■ TASK:
Restate the whole listing exactly, leaving nothing out.

■ MATERIAL FOR THIS EXERCISE:
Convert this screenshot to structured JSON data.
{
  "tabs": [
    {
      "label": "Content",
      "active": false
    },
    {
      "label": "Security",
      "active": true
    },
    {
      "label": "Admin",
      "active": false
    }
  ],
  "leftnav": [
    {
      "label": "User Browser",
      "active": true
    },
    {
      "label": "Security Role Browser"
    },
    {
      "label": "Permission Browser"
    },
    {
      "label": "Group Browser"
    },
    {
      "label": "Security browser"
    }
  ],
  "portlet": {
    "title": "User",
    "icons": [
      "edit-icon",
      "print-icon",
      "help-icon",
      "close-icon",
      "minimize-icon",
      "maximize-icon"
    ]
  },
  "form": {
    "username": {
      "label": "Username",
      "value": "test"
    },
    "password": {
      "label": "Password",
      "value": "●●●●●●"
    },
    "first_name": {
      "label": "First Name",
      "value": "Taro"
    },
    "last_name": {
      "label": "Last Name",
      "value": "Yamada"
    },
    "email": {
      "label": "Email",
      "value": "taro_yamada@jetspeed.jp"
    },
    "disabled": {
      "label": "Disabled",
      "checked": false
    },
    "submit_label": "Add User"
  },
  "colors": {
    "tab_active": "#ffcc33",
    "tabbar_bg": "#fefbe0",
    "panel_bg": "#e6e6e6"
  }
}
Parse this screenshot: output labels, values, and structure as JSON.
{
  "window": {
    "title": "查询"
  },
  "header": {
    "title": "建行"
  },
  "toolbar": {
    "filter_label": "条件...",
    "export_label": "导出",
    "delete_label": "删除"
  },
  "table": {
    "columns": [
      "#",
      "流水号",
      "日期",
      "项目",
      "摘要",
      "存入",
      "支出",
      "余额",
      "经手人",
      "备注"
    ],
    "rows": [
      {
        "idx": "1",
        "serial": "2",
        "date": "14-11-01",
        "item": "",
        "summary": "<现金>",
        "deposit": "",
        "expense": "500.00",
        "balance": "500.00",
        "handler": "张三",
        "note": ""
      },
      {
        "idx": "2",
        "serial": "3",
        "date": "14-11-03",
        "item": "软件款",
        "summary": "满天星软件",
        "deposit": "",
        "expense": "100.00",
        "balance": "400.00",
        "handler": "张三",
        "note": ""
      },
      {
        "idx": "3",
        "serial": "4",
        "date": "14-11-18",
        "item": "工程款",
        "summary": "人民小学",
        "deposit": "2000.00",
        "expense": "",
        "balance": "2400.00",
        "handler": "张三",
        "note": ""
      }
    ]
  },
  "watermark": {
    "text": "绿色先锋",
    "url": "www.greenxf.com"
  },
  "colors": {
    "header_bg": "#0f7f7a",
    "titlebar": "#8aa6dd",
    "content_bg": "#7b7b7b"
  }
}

■ SOLUTION FOR THIS PROBLEM:
Convert this screenshot to structured JSON data.
{
  "tabs": [
    {
      "label": "Content",
      "active": false
    },
    {
      "label": "Security",
      "active": true
    },
    {
      "label": "Admin",
      "active": false
    }
  ],
  "leftnav": [
    {
      "label": "User Browser",
      "active": true
    },
    {
      "label": "Security Role Browser"
    },
    {
      "label": "Permission Browser"
    },
    {
      "label": "Group Browser"
    },
    {
      "label": "Security browser"
    }
  ],
  "portlet": {
    "title": "User",
    "icons": [
      "edit-icon",
      "print-icon",
      "help-icon",
      "close-icon",
      "minimize-icon",
      "maximize-icon"
    ]
  },
  "form": {
    "username": {
      "label": "Username",
      "value": "test"
    },
    "password": {
      "label": "Password",
      "value": "●●●●●●"
    },
    "first_name": {
      "label": "First Name",
      "value": "Taro"
    },
    "last_name": {
      "label": "Last Name",
      "value": "Yamada"
    },
    "email": {
      "label": "Email",
      "value": "taro_yamada@jetspeed.jp"
    },
    "disabled": {
      "label": "Disabled",
      "checked": false
    },
    "submit_label": "Add User"
  },
  "colors": {
    "tab_active": "#ffcc33",
    "tabbar_bg": "#fefbe0",
    "panel_bg": "#e6e6e6"
  }
}
Parse this screenshot: output labels, values, and structure as JSON.
{
  "window": {
    "title": "查询"
  },
  "header": {
    "title": "建行"
  },
  "toolbar": {
    "filter_label": "条件...",
    "export_label": "导出",
    "delete_label": "删除"
  },
  "table": {
    "columns": [
      "#",
      "流水号",
      "日期",
      "项目",
      "摘要",
      "存入",
      "支出",
      "余额",
      "经手人",
      "备注"
    ],
    "rows": [
      {
        "idx": "1",
        "serial": "2",
        "date": "14-11-01",
        "item": "",
        "summary": "<现金>",
        "deposit": "",
        "expense": "500.00",
        "balance": "500.00",
        "handler": "张三",
        "note": ""
      },
      {
        "idx": "2",
        "serial": "3",
        "date": "14-11-03",
        "item": "软件款",
        "summary": "满天星软件",
        "deposit": "",
        "expense": "100.00",
        "balance": "400.00",
        "handler": "张三",
        "note": ""
      },
      {
        "idx": "3",
        "serial": "4",
        "date": "14-11-18",
        "item": "工程款",
        "summary": "人民小学",
        "deposit": "2000.00",
        "expense": "",
        "balance": "2400.00",
        "handler": "张三",
        "note": ""
      }
    ]
  },
  "watermark": {
    "text": "绿色先锋",
    "url": "www.greenxf.com"
  },
  "colors": {
    "header_bg": "#0f7f7a",
    "titlebar": "#8aa6dd",
    "content_bg": "#7b7b7b"
  }
}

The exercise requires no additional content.